Digital Health Private Investment Q2 2022

In April 2022, we published a blog post exploring Q1 digital health funding within the US using a framework introduced by Leavitt Partners in a recently published whitepaper. Applying the same methods, we tracked funding across the digital health landscape In Q2.

Q2 saw 144 deals in digital health for a total investment of $4.6 billion and an average deal size of $32.43 million. The total investment amount is divided among the core segments as follows:

  • Clinical Enhancement: $1.5 billion
  • Health Data Systems: $1.4 billion
  • Remote Care Delivery: $1 billion
  • Mobile Health & Wellness: $427 million
  • Precision Medicine: $312 million

When comparing total and average investments by core segment, trends are proportionate for all segments but Precision Medicine. As seen in the graph below, Precision Medicine has a higher average investment than its counterparts. This may be a result of the complex and costly nature of Precision Medicine (Bio Banking, Genetics, Next Gen Sequencing research, etc.) and a relatively low number of Precision Medicine companies receiving investments in Q2.

Significant investments, which we define here as investments of $100 million or more, occurred as follows in each core segment:

  • Health Data Systems:
    • Clarify, $150 million (Healthcare Analytics)
    • Aledade, $123 million (Population Health Tools & Data)
    • IntelyCare, $115 million (Administrative Automation & Digitization)
    • Aidoc, $110 million (Administrative Automation & Digitization)
    • Capital Rx, $106 million (Administrative Automation & Digitization)
  • Remote Care Delivery:
    • Biofourmis, $300 million (Remote Patient Monitoring)
  • Clinical Enhancement:
    • Reify Health, $220 million (Clinical Trials)
    • CareBridge, $140 million (Care Coordination)
    • Tessa Therapeutics, $126 million (Clinical Trials)
    • ai, $100 million (Care Coordination)
    • OMass Therapeutics, $100 million (Disease Management & Therapeutics)
  • Precision Medicine:
    • Aspen Neuroscience, $147.5 million (Genomics)
  • Mobile Health & Wellness:
    • NexHealth, $125 million (Engagement Tools)

In Q1, the core segment that received the highest amount of funding was Clinical Enhancement, followed by Remote Care Delivery. In Q2, Clinical Enhancement captured the top spot once again, but saw a 12% decrease in funding allocation from the previous quarter. Health Data Systems saw a 41% increase, while Remote Care Delivery and Precision Medicine decreased by 44% and 65% respectively in Q2.[i] Mobile Health & Wellness underwent a substantial change compared to the other core segments with a 414% increase from Q1. Within this segment, the mHealth and Engagement Tool subsegments dominated the investment allocation for Q2.[ii]

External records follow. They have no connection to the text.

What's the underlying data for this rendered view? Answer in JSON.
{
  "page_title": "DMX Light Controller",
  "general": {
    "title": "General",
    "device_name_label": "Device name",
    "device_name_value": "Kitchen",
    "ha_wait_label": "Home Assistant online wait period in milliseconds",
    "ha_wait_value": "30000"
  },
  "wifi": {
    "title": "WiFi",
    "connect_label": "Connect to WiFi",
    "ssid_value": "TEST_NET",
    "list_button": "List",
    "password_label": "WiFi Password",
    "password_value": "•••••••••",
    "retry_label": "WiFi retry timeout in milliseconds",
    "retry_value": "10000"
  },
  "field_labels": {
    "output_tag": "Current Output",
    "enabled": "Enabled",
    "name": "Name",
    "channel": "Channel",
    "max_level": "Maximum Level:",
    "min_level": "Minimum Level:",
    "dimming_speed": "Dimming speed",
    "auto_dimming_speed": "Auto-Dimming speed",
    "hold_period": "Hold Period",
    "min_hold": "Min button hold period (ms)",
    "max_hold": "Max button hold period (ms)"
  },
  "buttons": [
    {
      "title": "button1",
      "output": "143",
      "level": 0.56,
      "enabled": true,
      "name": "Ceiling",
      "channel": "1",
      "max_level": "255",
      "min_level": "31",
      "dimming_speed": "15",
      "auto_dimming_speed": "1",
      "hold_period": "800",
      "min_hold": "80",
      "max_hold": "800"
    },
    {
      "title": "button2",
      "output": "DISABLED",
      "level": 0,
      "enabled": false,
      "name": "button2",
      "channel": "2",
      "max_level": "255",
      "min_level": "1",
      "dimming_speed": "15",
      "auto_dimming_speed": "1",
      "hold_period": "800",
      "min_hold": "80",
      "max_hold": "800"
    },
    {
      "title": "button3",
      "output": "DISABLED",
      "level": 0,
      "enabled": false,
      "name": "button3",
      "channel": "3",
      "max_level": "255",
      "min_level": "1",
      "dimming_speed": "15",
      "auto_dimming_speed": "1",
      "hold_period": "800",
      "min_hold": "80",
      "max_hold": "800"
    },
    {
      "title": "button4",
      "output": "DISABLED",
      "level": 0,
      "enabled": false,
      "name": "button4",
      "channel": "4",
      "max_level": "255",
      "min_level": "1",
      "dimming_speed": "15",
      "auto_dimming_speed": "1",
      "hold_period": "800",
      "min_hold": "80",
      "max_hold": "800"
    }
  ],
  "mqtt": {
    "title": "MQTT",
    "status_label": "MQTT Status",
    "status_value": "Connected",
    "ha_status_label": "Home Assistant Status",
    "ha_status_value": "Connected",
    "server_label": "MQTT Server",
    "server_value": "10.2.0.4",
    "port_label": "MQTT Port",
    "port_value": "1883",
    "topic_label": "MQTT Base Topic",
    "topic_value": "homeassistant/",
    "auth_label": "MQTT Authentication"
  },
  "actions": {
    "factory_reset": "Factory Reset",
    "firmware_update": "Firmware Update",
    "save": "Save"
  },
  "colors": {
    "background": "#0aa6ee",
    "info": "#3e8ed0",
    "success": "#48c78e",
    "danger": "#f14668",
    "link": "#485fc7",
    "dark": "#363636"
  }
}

When we examine subsegments within the top three core segments, we can better understand the investment activity of Q2. In Health Data Systems, digital health companies in the Administrative Automation & Digitization subsegment accounted for 53% of the number of companies that received funding. This is to be expected, as the demand for digital health companies that offer solutions around system integration has been very high in recent years. In Clinical Enhancement, Clinical Trials and Care Coordination companies accounted for 25% and 23% of the total. And in Remote Care Delivery, Telehealth accounted for 50% of the total number of investments.

After a year of record-setting digital health investment in 2021, digital health investments in 2022 are lagging. A total of $14.7 billion was invested in the first half of 2021, while this time period in 2022 has seen a combined total of $10.1 billion—nearly a $5 billion drop. Contributing factors could include recent interest rate hikes, inflation, increased investor caution, and volatility seen in today’s markets. This investment slump could also be attributed to a slowing demand in segments like Remote Care Delivery that reached a pinnacle during the COVID-19 pandemic. As we move forward into Q3, we expect this trend to continue, with investment levels remaining lower than those seen in 2021.

[i] The following core segments in Q1 have been adjusted as follows to capture additional investments not reflected in the original Q1 blog post:

  • Health Data Systems: From $897 million to $1028 billion
  • Remote Care Delivery: From $1,695 billion to $1,800 billion
  • Clinical Enhancement: From $1,667 billion to $1,659 billion
  • Precision Medicine: From $600 million to $900 million

These adjustments bring the total investment in Q1 to $5.5 billion.

[ii] We began tracking private DH health investments in January 2022. We are continually improving and refining our information gathering method and acknowledge present limitations that may exist in our current processes.